Google Maps link

The Booksmith

A colleague and I were already in the domestic departures area of Chiang Mai International Airport (for our stopover in Bangkok), and on our way to the immigration checkpoint when we spotted this kiosk on the right side.

That meant only one thing. Bookworming stop! 😜️

This airport stall seems like an outpost of the popular The Booksmith at the super-crowded Nimman area. Obviously its selection is limited compared to its main branch, but I ended up buying two books anyway: Cecilia Watson’s Semicolon, and Ted Chiang’s much-anticipated short-story collection Exhalation.

(The yellow book, Sayaka Murata’s Convenience Store Woman, is a gift from another colleague. Read most of it during our four-hour flight delay from Bangkok, and the rest when I got back to Manila.)

Watch out for books with that red sticker! I paid for one book for half its sticker price, so the two totaled under THB1,000. Pricey compared to Philippine bookstore standards; but I had a tough time finding Convenience Store Woman anywhere in my city, and I was sure the two other books would be overpriced in local bookstores.

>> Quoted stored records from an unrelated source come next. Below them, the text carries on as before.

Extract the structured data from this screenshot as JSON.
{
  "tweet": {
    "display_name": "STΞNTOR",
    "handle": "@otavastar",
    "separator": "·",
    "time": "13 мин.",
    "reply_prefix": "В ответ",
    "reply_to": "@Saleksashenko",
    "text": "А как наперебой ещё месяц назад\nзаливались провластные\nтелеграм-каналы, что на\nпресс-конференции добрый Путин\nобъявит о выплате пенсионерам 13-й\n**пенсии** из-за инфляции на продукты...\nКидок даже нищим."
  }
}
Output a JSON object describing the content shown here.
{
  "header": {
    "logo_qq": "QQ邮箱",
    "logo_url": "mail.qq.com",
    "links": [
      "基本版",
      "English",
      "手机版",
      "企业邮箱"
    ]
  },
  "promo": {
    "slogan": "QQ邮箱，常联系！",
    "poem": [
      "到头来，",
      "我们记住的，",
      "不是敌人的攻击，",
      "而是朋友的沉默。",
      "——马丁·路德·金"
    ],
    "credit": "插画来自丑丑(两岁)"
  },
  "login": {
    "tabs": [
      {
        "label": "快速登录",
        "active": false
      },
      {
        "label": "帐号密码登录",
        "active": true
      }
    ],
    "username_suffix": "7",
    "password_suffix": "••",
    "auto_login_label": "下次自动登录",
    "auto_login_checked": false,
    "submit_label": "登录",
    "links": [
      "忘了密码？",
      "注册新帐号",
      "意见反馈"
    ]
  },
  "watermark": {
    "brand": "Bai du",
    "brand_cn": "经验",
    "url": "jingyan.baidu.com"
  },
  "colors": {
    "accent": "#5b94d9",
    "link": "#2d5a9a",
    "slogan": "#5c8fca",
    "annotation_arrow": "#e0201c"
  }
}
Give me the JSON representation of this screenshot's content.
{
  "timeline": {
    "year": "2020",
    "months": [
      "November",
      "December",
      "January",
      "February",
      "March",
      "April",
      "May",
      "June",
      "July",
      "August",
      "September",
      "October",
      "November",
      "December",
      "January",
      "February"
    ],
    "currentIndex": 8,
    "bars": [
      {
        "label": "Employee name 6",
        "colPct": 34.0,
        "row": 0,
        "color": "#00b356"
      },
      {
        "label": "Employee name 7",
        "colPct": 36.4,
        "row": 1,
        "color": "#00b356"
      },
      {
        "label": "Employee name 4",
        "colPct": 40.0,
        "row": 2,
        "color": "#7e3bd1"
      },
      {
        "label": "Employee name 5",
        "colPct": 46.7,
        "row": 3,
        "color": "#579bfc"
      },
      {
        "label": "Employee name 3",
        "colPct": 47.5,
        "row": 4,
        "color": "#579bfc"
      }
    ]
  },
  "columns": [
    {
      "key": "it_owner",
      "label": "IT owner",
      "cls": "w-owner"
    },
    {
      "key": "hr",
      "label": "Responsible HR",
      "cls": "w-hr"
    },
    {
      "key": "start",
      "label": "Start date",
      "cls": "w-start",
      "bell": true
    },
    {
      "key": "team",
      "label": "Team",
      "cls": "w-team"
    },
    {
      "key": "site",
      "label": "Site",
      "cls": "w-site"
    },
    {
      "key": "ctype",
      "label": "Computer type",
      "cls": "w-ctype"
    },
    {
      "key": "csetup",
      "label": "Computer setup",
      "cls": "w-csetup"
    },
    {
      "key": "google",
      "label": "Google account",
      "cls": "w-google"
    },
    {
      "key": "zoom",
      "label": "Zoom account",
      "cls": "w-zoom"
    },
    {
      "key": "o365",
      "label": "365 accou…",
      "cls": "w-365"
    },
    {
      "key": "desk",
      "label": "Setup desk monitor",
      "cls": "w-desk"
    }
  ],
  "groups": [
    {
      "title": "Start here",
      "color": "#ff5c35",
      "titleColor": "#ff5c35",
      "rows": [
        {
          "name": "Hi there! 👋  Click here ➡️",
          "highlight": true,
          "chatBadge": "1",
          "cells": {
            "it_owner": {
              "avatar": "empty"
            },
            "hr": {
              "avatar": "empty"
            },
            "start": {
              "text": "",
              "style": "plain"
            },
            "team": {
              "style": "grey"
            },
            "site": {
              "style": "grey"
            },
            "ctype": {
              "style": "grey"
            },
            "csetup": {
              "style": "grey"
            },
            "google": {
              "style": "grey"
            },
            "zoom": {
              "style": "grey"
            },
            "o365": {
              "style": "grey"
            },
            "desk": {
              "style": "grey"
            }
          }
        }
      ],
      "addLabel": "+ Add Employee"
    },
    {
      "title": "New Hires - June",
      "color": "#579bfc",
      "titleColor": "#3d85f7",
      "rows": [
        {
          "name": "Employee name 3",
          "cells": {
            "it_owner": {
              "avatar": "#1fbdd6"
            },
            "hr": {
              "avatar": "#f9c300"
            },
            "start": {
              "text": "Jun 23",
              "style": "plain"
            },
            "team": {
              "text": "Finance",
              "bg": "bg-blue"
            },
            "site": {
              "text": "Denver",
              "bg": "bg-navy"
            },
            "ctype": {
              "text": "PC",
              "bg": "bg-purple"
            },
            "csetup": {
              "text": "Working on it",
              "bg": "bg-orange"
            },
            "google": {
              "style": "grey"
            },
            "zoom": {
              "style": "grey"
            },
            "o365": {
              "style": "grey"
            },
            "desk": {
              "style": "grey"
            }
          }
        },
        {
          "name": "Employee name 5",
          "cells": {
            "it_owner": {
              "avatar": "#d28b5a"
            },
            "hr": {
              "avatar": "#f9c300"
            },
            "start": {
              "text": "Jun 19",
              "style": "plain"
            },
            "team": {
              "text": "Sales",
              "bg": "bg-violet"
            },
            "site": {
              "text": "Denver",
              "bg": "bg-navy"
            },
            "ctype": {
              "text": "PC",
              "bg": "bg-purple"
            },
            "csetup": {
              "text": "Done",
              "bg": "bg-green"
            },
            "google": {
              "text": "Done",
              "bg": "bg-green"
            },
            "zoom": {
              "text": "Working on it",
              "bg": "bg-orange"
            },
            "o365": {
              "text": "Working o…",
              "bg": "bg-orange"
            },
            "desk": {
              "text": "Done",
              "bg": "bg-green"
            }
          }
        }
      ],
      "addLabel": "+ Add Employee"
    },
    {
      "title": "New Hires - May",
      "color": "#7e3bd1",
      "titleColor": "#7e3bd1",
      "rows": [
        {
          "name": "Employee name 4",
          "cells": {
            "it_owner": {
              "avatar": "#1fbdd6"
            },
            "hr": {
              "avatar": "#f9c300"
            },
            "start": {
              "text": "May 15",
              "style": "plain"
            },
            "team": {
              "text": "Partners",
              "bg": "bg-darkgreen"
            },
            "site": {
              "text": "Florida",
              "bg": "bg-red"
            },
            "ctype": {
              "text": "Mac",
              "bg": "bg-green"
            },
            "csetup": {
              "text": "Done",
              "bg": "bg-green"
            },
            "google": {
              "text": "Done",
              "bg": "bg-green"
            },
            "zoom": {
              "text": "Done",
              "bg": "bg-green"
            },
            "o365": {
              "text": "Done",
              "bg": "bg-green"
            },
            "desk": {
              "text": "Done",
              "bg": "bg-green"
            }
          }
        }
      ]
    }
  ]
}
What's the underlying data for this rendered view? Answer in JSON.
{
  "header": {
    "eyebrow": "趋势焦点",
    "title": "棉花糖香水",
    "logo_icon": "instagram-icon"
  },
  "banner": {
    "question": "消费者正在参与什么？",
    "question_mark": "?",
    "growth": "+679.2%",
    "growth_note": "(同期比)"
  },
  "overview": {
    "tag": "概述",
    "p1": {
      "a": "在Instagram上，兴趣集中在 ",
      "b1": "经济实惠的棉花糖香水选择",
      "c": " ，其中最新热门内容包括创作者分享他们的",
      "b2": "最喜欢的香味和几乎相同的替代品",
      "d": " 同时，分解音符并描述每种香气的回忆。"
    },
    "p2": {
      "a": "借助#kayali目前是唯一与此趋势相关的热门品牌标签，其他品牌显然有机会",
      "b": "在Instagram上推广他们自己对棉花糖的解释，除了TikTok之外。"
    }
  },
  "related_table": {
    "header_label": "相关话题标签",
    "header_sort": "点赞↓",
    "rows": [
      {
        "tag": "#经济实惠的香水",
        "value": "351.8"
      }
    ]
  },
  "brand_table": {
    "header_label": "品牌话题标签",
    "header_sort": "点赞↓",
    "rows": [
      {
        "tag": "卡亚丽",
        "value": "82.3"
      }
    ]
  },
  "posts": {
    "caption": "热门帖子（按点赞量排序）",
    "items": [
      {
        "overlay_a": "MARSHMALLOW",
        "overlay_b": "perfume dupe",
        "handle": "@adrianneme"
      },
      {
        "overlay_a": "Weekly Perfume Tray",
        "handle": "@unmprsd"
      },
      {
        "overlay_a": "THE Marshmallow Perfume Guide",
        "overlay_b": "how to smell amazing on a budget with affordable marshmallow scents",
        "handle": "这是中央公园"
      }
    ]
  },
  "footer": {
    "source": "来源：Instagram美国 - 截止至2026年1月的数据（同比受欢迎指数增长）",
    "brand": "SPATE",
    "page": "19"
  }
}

In a way, I’m thankful we stopped at just three bookworming places. Otherwise, I would’ve been lugging more than the 14kg I had in checked-in luggage. (I left Manila with just 9kg!)